According to the Centers for Disease Control and Prevention, approximately 37,000 nail-gun related incidents occur nationwide each year. Almost one-third of those injuries occur on construction sites in Minnesota and across the country. One such event in another state recently sent a construction worker to the hospital.
A spokesperson for the Minnesota Department of Labor and Industry says an investigation was launched after the recent tragic death of a 34-year old Minneapolis man. Investigators of the Occupational Safety and Health Administration will scrutinize the company's compliance with safety and health standards along with the training records. They will also interview employees to determine the circumstances that led to this construction site accident.
Trenches are known to pose life-threatening safety hazards on construction sites nationwide, including Minnesota. While any construction site accident that involves a collapsed trench could cause fatalities, the skills of rescue teams have saved the lives of many construction workers. One such an incident recently occurred in Minneapolis.
Following an investigation into a fatal 2018 accident on Interstate 94 in Minnesota, a big rig driver is facing criminal vehicular homicide charges. A criminal complaint alleges that the trucker was distracted when he traveled through a construction zone. An accident resulted that claimed the life of one worker and caused injuries to another.
According to the Minnesota Occupational Safety and Health Administration, the recent incident that claimed the life of a worker in St. Paul is the fourth fatal workplace accident so far this year. A spokesperson for the agency says an investigation was launched on the day following the accident. Reportedly, struck-by accidents are the most common cause of occupational fatalities in Minnesota.
The Occupational Safety and Health Administration reminds all the role players in the construction industry of the importance of trench and excavation safety by organizing a stand down during June each year. The Bureau of Labor Statistics says, despite these efforts, a significant number of fatalities and construction site injuries are caused by cave-ins in Minnesota and across the country each year. The week of June 17 to 21 will be dedicated to trench safety this year.
Employers in all industries in Minnesota are responsible for the health and safety of their employees.
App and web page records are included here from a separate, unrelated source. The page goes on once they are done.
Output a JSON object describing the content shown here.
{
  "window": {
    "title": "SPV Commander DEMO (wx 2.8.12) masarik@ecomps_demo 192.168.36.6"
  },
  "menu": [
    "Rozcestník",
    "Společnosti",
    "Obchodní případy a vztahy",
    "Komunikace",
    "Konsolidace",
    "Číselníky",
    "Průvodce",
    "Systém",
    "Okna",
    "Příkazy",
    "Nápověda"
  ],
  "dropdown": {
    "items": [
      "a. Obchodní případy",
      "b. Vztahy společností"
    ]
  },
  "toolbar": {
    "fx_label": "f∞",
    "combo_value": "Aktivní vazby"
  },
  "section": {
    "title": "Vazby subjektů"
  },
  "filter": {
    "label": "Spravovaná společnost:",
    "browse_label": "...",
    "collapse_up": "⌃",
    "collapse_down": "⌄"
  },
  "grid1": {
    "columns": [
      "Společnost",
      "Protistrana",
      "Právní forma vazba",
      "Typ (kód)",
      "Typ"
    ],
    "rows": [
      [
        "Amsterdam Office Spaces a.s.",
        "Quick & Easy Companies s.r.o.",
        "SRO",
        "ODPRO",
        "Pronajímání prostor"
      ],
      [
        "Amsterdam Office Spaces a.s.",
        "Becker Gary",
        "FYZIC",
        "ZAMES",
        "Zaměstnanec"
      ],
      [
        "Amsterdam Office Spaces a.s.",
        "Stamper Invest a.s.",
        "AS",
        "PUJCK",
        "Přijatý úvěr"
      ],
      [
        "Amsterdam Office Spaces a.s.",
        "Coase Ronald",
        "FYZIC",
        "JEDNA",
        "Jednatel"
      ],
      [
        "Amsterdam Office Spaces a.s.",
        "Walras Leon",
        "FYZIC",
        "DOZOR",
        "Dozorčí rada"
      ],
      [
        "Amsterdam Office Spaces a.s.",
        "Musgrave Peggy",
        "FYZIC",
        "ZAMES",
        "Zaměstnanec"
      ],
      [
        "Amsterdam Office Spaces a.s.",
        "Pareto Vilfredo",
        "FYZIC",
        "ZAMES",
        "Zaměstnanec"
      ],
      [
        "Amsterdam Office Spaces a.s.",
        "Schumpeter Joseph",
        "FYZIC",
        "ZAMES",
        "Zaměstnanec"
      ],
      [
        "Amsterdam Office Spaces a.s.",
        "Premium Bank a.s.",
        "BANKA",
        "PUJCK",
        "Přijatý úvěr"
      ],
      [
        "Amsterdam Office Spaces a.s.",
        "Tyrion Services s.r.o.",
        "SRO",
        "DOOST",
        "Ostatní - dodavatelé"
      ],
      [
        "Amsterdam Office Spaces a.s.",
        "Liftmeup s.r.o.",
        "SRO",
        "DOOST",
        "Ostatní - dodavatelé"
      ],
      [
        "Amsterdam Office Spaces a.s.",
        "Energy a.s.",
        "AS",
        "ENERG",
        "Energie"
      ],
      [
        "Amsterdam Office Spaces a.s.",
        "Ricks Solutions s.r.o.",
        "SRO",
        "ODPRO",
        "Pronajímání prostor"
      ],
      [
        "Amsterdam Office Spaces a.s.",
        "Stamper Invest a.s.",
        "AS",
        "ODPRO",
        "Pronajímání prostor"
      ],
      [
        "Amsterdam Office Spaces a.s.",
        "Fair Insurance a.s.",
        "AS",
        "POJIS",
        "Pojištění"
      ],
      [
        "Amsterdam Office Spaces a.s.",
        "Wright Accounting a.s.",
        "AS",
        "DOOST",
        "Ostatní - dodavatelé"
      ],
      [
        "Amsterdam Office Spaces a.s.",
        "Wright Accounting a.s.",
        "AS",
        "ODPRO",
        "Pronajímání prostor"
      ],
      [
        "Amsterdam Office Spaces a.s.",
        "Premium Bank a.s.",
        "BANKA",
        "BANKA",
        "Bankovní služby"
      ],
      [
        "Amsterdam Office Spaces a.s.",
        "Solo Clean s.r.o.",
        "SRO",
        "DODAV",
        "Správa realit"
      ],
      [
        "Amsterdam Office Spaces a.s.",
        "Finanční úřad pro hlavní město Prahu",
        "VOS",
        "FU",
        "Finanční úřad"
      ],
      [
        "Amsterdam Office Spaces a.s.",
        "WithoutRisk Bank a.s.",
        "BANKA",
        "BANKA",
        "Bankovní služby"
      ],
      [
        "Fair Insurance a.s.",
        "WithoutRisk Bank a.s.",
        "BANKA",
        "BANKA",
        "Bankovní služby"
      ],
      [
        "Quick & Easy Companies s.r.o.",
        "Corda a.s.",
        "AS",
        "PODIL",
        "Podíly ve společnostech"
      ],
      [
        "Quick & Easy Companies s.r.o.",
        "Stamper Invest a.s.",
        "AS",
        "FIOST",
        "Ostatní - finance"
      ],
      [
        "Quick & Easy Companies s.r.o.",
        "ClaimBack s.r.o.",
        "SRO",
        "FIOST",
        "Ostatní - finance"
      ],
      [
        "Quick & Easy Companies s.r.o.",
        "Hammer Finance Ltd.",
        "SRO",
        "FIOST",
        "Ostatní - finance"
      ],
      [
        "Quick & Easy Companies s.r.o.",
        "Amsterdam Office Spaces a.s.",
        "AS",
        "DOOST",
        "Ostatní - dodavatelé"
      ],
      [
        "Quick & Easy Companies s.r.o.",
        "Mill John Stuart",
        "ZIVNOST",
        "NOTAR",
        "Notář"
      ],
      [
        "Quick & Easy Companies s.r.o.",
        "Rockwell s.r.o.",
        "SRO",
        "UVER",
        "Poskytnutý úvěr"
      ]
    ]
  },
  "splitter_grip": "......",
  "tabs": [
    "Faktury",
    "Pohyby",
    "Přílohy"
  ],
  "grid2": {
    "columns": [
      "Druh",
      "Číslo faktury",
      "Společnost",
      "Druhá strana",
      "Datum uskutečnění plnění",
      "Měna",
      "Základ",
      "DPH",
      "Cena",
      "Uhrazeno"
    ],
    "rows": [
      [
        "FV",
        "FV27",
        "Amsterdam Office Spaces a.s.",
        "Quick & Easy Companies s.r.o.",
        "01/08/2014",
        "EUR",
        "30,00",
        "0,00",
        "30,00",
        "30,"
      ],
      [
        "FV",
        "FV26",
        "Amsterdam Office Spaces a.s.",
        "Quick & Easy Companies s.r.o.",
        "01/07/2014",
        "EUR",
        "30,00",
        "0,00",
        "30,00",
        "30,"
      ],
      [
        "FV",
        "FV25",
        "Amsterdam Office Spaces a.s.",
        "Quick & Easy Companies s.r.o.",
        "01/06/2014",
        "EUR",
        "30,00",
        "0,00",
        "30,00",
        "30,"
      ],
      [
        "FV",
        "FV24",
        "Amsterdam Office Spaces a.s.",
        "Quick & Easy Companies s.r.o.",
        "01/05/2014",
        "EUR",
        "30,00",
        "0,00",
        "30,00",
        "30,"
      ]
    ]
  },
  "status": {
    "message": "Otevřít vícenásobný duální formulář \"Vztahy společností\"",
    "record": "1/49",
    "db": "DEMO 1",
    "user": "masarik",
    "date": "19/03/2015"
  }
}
Working at heights is not only dangerous on construction sites but also in sectors like oil and gas extraction, aviation, shipping operations and infrastructure workers in energy and telecommunication facilities. The Occupational Safety and Health Administration prescribes strict safety guidelines, and compliance can prevent injuries.